Jane Greaves, an astronomer at Cardiff University in Wales and lead author of the new study, knew that the clouds of Venus had been suggested as a potential habitat for life and that phosphine could signal the presence of life on rocky planets. So she put two and two together and set out to search for phosphine in the small band of Venus’ atmosphere that just might be habitable.
“I was specifically looking for signs of life,” she said.
Greaves is a radio astronomer who had worked in the ’80s at Hawaii's James Clerk Maxwell Telescope. In early 2017, she called up Jessica Dempsey, the telescope's site director, and asked if she could do something crazy. Then she presented her plan.
“I said, 'Of course!'” Dempsey said. “You are not going to find what’s possible if you don’t try the impossible.”
Greaves got a total of eight hours of viewing time over five mornings in June 2017, but it wasn’t until the end of 2018 that she was finally able to take a close look at what the telescope had seen. It took several months to tease out a detection of phosphine from the noisy data, but eventually she found it.
Dempsey vividly remembers the day she received an email from Greaves with the detection spectra.
“I just sat there, blinking at the screen,” said Dempsey, who wasn't part of the study team. “When I regained the power of speech, I gave her a call and said, ‘You just blew my mind. Am I really seeing what I think I’m seeing?’”
A second observation in March 2019 with the Atacama Large Millimeter/submillimeter Array in Chile confirmed the discovery.
Greaves' next step was to find phosphine experts who could help her determine whether the gas really did represent a potential sign of life on Venus. A mutual friend led her to scientists at MIT.
“My first reply was, ‘Are you absolutely sure?’” said Sousa-Silva, who had recently written a paper explaining why phosphine could be a biosignature in exoplanet atmospheres. “Because it’s not just weird. It’s really weird.”
Over the next several months, the MIT team explored every chemical process they could think of that had the potential to generate phosphine on Venus without the aid of life.
When they incorporated lightning and meteor strikes into their models, they determined that phosphine could be produced on Venus — but only in amounts that were a tiny fraction of what Greaves had found. Besides, phosphine should degrade in the atmosphere, but the steady amount suggests that it's being constantly replenished.
In desperation, they considered whether tectonic activity might have driven the production of the gas.
“We don’t even think that there are tectonics on Venus, but it still seems less crazy than aliens,” Sousa-Silva said.
Ultimately, they could not find a plausible explanation for the presence of phosphine that did not involve some sort of life form.
But that doesn't mean there isn't one, said Matthew Pasek, an astrobiologist at the University of South Florida who was not involved in the work.

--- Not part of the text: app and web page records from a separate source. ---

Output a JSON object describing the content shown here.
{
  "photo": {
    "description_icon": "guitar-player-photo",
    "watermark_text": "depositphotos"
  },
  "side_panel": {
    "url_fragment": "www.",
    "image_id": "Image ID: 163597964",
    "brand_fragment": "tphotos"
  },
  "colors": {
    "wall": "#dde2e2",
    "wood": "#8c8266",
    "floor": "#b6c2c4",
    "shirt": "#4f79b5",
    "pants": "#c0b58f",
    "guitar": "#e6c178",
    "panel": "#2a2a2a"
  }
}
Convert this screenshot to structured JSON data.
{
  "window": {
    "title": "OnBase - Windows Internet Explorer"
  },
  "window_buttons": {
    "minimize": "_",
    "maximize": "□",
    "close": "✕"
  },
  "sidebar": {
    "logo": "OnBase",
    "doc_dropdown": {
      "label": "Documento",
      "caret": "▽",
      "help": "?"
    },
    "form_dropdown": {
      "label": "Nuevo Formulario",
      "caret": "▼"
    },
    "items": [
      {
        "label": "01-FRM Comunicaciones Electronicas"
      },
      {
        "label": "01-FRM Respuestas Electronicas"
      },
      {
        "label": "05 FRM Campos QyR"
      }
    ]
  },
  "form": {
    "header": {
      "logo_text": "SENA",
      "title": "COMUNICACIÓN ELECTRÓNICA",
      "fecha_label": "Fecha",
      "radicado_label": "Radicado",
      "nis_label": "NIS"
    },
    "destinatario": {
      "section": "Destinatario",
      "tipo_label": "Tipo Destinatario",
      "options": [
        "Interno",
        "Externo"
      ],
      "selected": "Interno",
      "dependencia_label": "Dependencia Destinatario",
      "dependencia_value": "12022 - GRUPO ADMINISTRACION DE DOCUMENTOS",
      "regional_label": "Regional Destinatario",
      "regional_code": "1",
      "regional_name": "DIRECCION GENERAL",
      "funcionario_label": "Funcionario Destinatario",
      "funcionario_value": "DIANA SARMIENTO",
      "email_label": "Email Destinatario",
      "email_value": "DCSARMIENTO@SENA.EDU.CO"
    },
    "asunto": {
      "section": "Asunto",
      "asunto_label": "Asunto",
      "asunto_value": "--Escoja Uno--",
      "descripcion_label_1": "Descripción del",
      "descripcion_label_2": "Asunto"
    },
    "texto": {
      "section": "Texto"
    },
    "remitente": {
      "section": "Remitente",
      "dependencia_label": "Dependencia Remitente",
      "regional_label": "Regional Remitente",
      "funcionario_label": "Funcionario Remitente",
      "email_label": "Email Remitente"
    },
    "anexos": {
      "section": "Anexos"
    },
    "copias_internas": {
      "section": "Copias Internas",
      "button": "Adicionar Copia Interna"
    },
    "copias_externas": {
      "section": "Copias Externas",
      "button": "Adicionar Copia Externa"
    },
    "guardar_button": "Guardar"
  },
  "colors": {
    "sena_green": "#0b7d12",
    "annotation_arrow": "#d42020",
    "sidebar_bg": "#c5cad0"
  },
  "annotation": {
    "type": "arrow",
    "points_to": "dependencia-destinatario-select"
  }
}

“It definitely bears further inquiry,” he said. “My guess would be there is some non-biologic process that is making it, but they certainly found something weird.”
Pasek added that scientists still aren’t sure how life on Earth produces phosphine, or if it is made by organisms at all.
“We believe it is biological, but we don’t have proof of that yet,” he said.
The study's authors agree that there is much more work to be done. They hope their findings will inspire more scientists to study phosphine. They also hope to spend more time characterizing the phosphine on Venus to find clues about how it got there.
Sending a spacecraft to Venus would be helpful. NASA has two Venus missions currently under review.
But all of this will take time. It could take years or even decades to prove conclusively whether there is life in the Venusian clouds, Seager said.
“We have a long road ahead of us,” she said.
This story originally appeared in Los Angeles Times.